- _What you will do_
Which lines below mention "true"? Pick each one out.

- _App and web page records_
= = = =
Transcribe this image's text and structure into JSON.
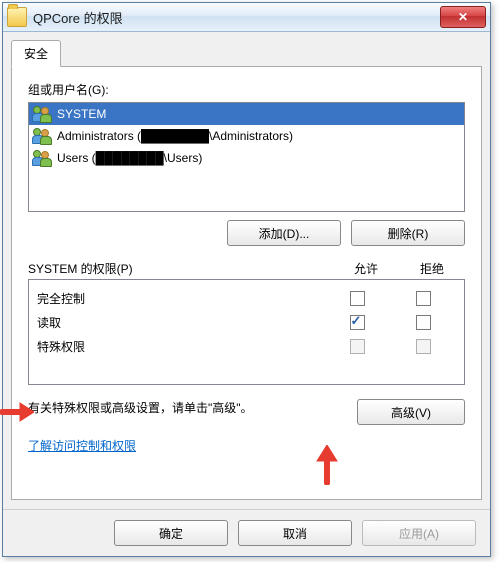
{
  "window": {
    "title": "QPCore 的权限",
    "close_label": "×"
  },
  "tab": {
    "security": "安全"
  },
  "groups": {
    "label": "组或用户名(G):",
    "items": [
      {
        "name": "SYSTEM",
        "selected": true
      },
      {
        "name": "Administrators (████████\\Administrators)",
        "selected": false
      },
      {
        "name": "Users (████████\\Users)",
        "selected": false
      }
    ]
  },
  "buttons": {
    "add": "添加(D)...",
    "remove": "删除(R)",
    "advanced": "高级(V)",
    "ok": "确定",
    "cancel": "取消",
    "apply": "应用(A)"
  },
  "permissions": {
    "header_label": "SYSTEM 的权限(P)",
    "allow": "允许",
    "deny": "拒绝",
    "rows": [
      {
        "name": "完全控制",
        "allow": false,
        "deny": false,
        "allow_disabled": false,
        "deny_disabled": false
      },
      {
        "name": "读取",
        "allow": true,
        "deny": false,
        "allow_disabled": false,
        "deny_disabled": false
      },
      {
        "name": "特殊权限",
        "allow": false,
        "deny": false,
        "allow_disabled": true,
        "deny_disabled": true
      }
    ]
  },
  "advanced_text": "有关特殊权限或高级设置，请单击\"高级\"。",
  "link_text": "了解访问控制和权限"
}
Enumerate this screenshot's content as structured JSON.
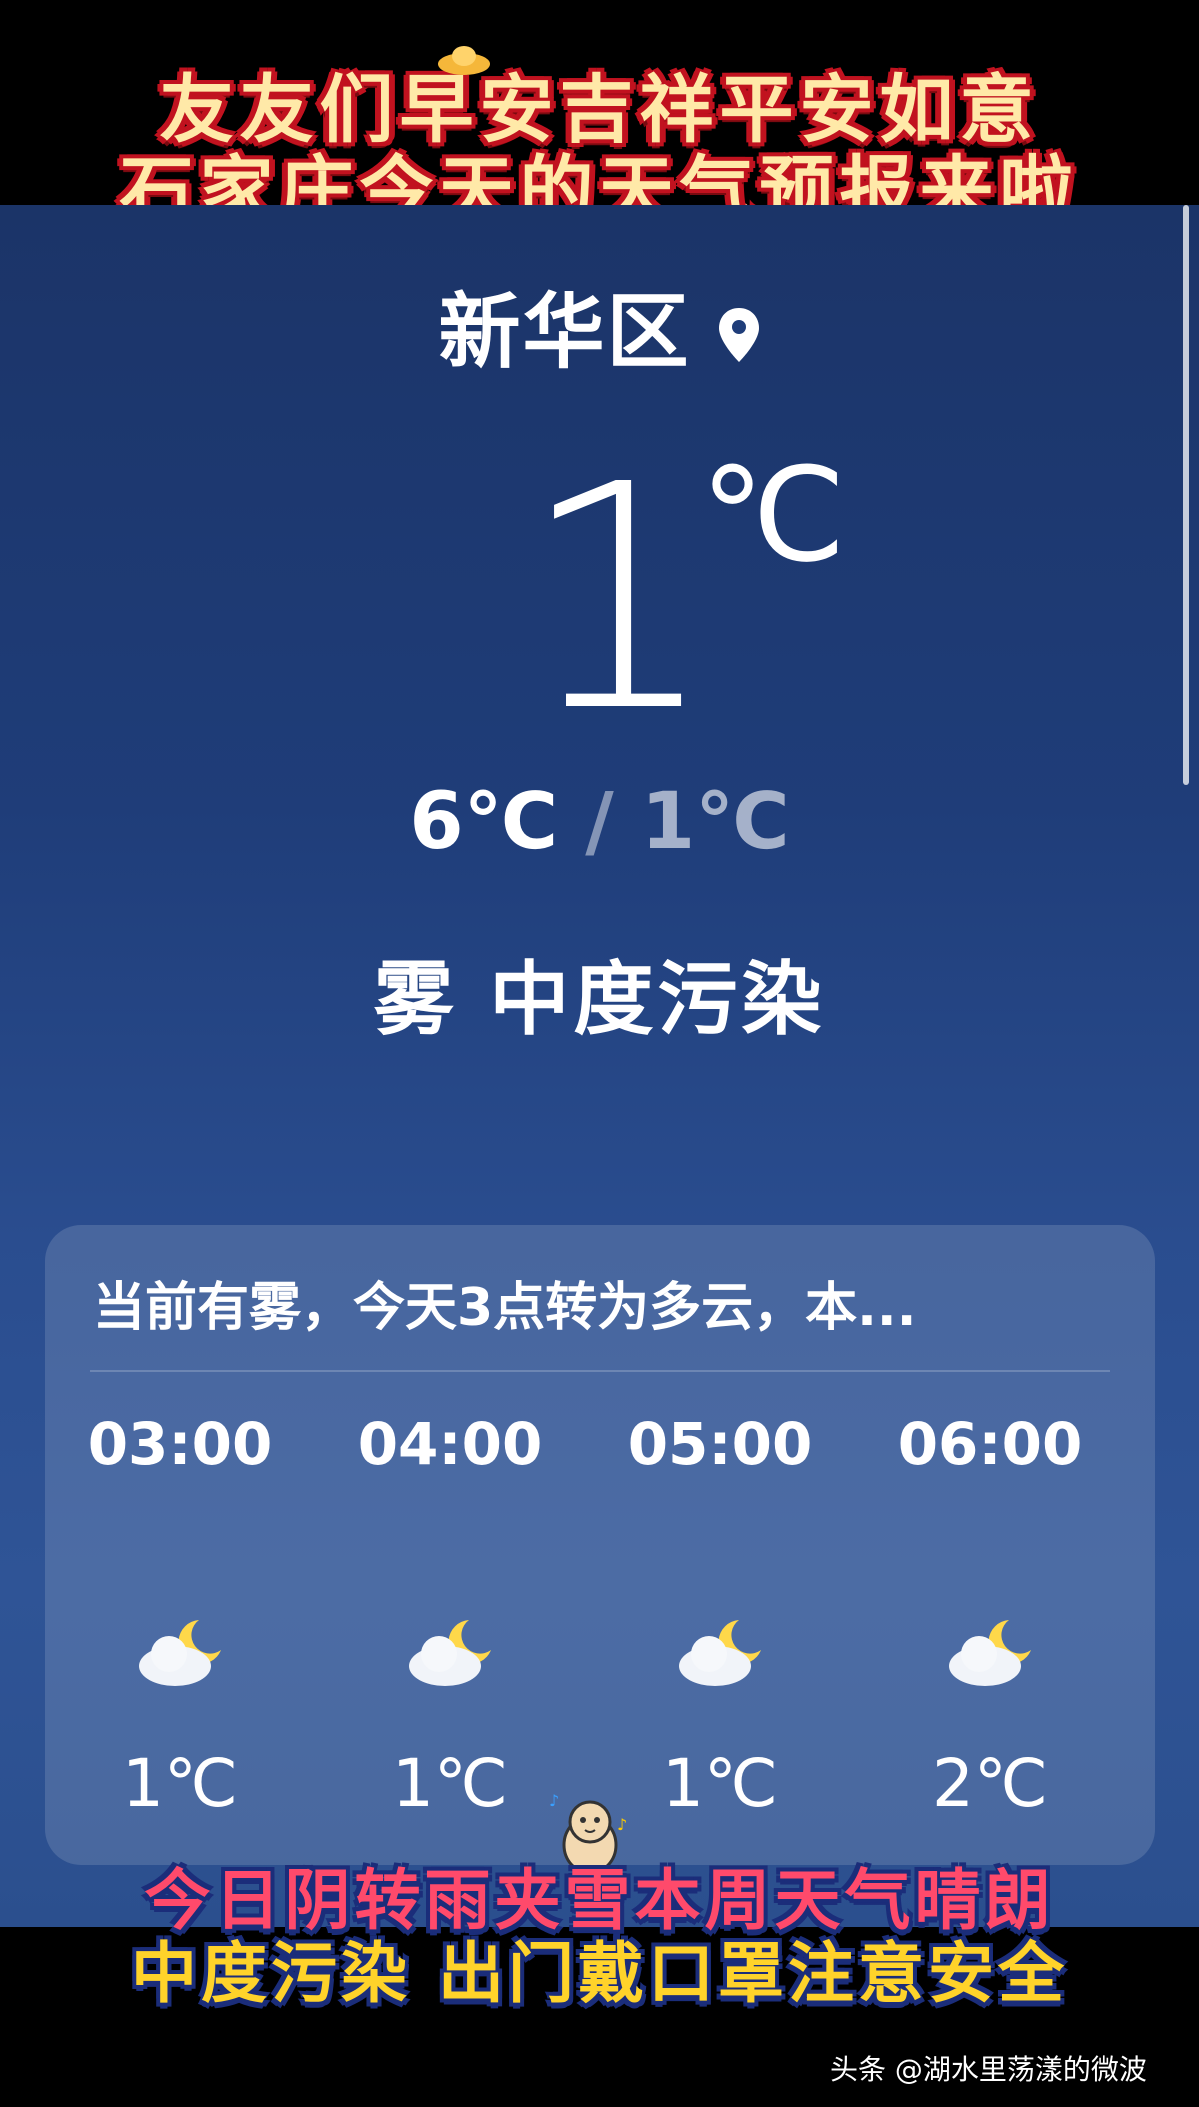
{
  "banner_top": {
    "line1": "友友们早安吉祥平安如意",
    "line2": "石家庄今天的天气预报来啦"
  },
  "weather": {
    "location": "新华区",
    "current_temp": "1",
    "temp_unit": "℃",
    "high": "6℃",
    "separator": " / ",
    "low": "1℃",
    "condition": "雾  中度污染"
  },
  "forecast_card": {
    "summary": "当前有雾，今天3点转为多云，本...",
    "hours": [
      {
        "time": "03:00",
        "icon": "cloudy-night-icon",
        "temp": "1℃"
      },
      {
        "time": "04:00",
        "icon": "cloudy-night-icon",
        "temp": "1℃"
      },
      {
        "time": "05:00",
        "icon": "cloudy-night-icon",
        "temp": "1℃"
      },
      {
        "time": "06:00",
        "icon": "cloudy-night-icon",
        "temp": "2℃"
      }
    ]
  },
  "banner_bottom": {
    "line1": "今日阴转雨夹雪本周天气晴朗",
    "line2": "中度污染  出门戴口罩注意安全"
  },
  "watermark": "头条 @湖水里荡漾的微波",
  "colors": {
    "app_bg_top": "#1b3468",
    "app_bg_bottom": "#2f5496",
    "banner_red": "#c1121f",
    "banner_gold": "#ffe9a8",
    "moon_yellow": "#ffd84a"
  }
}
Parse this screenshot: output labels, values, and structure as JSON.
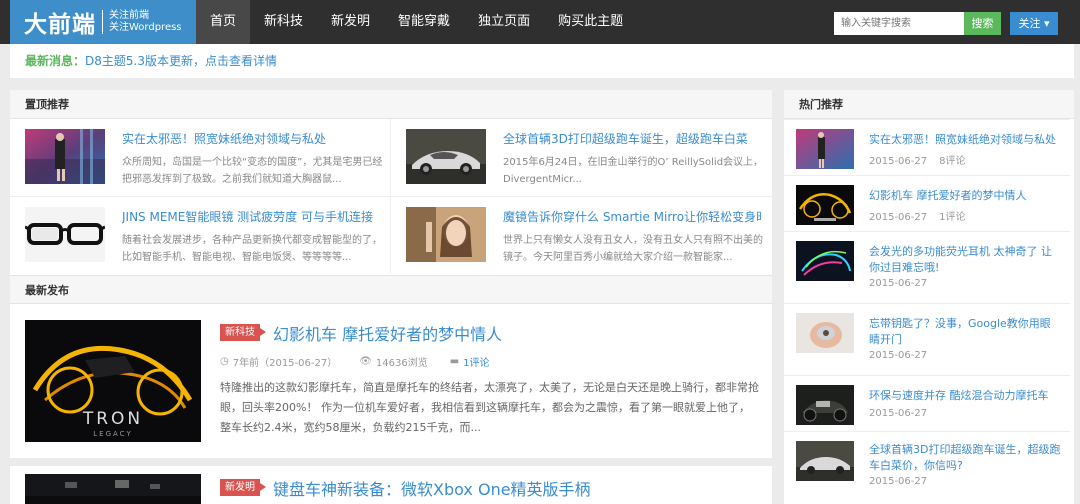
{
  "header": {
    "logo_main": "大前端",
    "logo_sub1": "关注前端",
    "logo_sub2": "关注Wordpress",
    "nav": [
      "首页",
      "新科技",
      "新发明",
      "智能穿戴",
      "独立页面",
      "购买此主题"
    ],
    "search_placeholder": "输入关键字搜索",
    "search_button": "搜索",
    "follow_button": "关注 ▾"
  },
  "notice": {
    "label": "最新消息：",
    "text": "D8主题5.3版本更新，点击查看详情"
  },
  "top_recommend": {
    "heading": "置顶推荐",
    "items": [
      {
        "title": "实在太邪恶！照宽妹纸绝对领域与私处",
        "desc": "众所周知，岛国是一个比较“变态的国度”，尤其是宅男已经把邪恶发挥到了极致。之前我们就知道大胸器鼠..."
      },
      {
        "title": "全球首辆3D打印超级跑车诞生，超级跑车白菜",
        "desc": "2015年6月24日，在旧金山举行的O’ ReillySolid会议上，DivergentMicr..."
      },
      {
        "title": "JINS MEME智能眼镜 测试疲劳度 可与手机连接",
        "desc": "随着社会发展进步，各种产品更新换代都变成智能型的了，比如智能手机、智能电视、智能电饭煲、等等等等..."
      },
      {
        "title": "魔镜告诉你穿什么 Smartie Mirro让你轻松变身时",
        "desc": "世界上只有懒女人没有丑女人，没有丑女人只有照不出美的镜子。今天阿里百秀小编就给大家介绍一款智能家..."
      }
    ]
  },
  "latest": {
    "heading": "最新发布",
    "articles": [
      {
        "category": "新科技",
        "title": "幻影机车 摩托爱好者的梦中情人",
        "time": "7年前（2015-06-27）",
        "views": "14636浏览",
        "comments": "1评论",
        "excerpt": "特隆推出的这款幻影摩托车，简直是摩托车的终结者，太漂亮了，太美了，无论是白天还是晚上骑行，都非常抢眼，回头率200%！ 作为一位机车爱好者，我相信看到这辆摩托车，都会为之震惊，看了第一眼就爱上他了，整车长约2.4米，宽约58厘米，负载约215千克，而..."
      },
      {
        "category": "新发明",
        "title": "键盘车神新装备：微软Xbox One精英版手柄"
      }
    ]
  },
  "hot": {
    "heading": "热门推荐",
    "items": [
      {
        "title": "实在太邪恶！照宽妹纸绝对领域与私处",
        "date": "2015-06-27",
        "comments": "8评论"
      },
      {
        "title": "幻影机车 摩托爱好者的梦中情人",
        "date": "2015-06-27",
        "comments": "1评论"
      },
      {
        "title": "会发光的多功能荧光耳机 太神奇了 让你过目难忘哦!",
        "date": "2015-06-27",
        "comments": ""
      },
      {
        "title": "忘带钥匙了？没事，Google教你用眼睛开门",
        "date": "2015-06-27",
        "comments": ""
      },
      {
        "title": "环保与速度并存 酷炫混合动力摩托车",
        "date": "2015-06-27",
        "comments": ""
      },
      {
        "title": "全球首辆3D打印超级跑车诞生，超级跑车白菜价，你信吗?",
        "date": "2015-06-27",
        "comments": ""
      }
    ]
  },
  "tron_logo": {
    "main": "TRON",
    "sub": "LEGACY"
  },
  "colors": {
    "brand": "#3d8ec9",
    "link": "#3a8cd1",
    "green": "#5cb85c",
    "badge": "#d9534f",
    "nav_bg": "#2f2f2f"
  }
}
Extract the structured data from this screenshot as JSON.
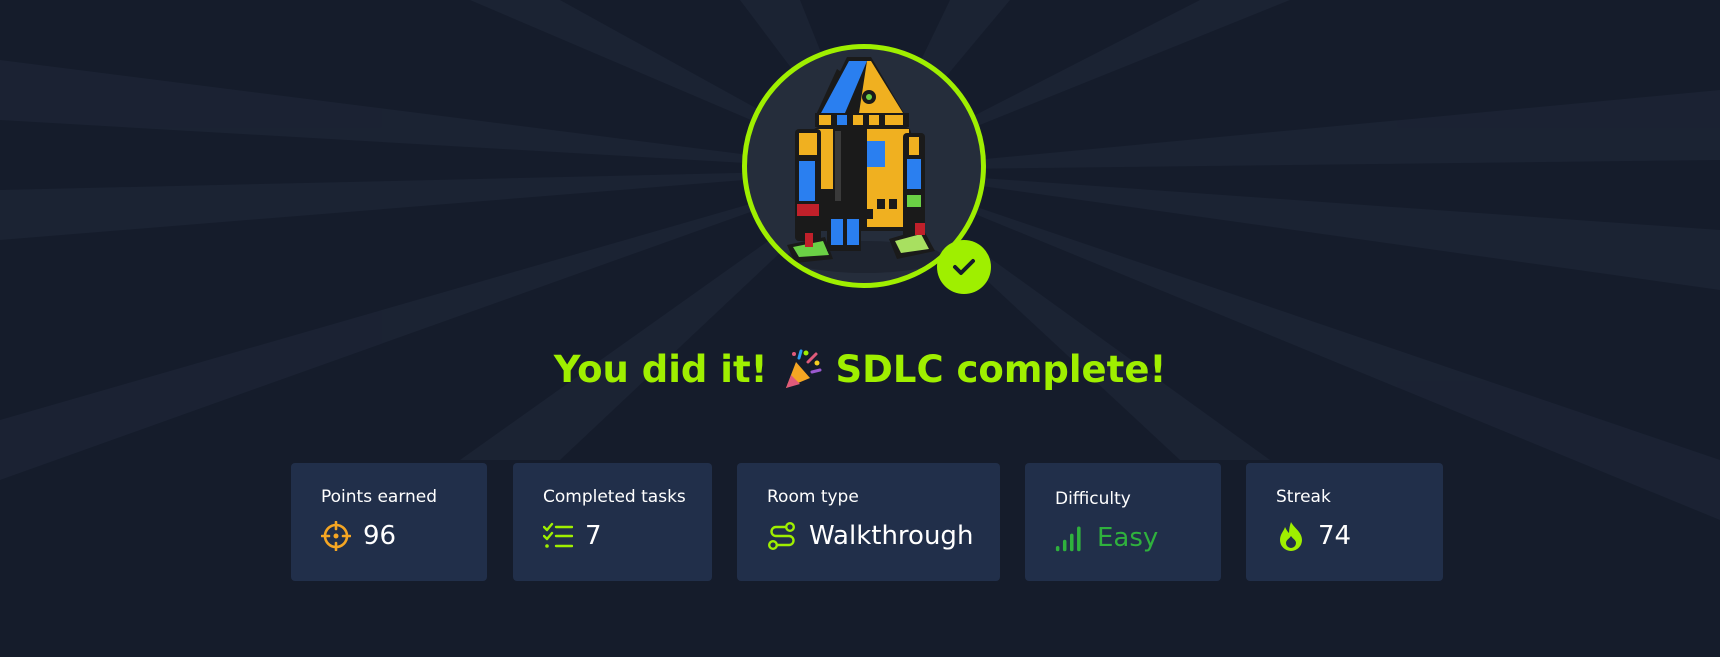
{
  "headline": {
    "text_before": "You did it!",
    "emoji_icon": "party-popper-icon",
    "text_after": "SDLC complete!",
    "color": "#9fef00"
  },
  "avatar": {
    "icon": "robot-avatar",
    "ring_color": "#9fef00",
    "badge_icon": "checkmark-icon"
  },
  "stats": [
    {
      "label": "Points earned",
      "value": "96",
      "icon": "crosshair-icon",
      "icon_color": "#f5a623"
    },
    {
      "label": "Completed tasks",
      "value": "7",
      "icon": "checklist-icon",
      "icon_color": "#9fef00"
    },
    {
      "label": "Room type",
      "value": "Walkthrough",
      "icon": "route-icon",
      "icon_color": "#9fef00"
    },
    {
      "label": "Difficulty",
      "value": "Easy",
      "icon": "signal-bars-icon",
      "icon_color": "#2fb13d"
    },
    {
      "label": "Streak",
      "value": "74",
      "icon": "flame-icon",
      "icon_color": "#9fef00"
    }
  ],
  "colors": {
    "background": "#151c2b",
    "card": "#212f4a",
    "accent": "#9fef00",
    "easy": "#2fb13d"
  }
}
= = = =
- _Solution to the exercise_
        "selected": true
        "allow": true,
        "allow_disabled": true,
        "deny_disabled": true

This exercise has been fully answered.